It turns out Allen Tate Realtors® President Phyllis Brookshire has a lot to say on the topic. You might be surprised when you find out her point of view on what to do, and what not to do, when it comes to getting the biggest ROI when it comes to home improvement.
“For the most part,” Phyllis says. “Buyers today don’t have the patience, appetite or resources to fix the things that need fixing. There are not as many DIY people as HGTV and the DIY Network would make you think. There are actually very few Joanna Gaines out there. Most of us are all about moving in with everything being in perfect order.”
In the short-term.
Phyllis advises that if you are looking at the short term—selling your home within six months—you don’t want to take on costly projects such as a room addition, because it lessens your chance of ROI. The more money you spend likely means the less chance for a decent ROI.

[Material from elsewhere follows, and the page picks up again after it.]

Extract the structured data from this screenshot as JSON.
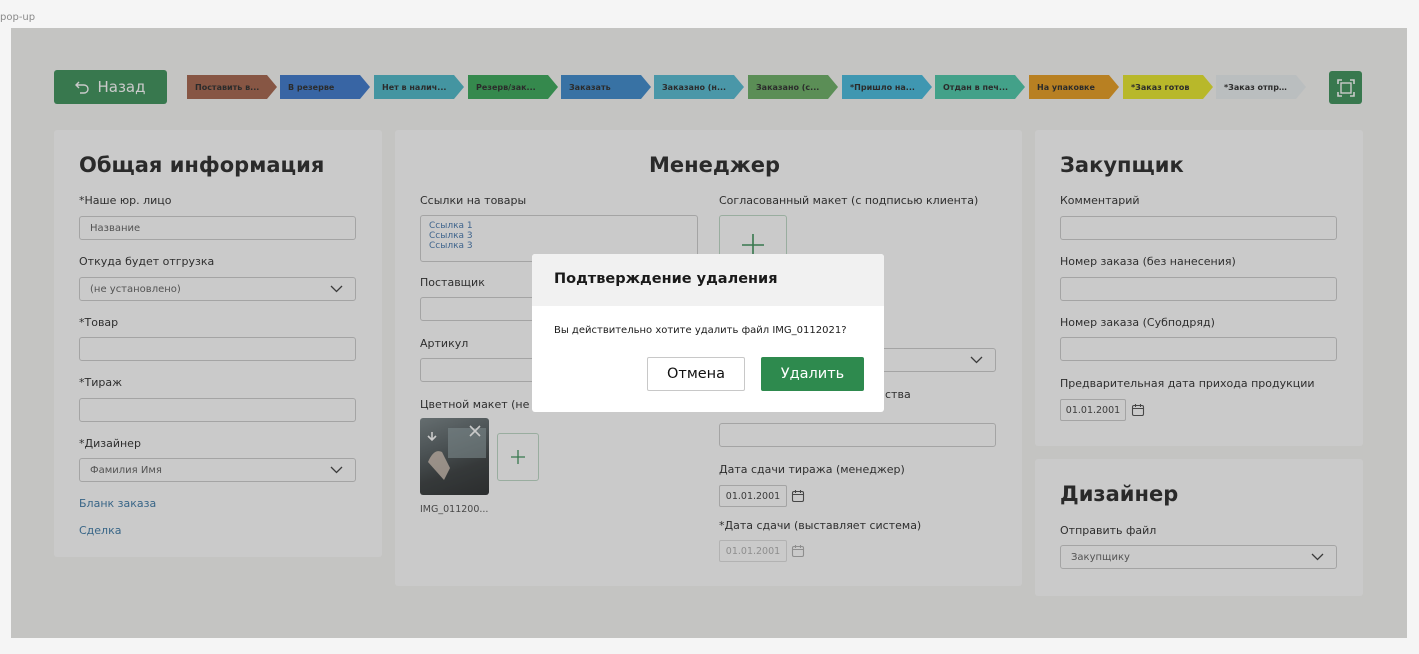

That means your focus should be on curb appeal and taking care of the maintenance of the house, then neutralizing colors for showing. When your buyers walk in the door, they’ll respond favorably to fresh colors, new carpet and the news that nothing needs repairing or updating. (Think of every showing as the “big reveal”) Give attention to replacing old siding, updating a front porch—things a buyer just doesn’t want to have to do.
That new HVAC may not be sexy, but it’s expected.
Structural or functional projects, such as a new roof or HVAC system are also very important to buyers and can help with the appeal of a house, whether it’s a sellers’ or buyers’ market. Phyllis offers this easy-to-remember formula: “Systems and Structures before Aesthetics.”
“We’re never going to tell a homeowner to skip the structural elements,” Phyllis went on to say. “If you don’t prioritize your list to structure and maintenance first, you could be disappointed by a smaller number of interested buyers as well as what they are willing to pay for your house. The buyer will expect to have those kind of items done.”
Know your neighborhood.
Phyllis also recommends calling a Realtor® before you start any big improvements, even for the long-term, for guidance in your particular area, city or neighborhood, because ROI can vary depending on location and other factors that the online lists can’t factor in. A Realtor can tell you how your house fits in with the other houses in your neighborhood and at your price point in the market, and may keep you from making a costly home improvement mistake in one area, while drawing your attention to another project that is an ROI slam dunk.
For example, she says Carolinians are lifestyle-focused, but also more practical than buyers in other parts of the country. “Our area has a distinct look and feel, and buyers like to keep with that,” Phyllis continued. “Buyers are looking for outdoor living spaces, so don’t forget about outdoor areas as a places for improvement, such as a patio with fire pit or a screened porch.”
There’s a pool, then there’s a buyer pool.
And speaking of outdoor improvements, what about a swimming pool? Phyllis advised that if a pool is important to your family and your lifestyle, and you’re going to be in your house for a while, great. However, be aware that in the Carolinas, it could shrink your buyer pool, totally eliminating some buyers before they even look at your house.
So I asked Phyllis to dive a little deeper (so to speak) into what she means by buyer pool. She explained that it simply means the greater the buyer interest in your house, the greater the value. A supply and demand kind of thing. Or, in terms of real estate, your house could sit on the market for longer than average, or you could have multiple offers as soon as it’s listed, depending on the pricing, location, condition of the home and updates.
And by updates we’re talking about those things that put a twinkle in everyone’s eye, such as a sparkling new bathroom or a fancy kitchen update. Surely those types of improvements yield major ROI while increasing the buyer pool.
“It depends,” Phyllis says. “If you re-do a bathroom and enjoy it for 2 or 3 years before selling, you should consider that enjoyment as part of your ROI.”
What?! It isn’t just about the money?
“No, it may not be,” Phyllis reminds me. “While your home is typically our biggest financial investment and asset, it’s also an important emotional part of our lives. ROI can be tangible and intangible.”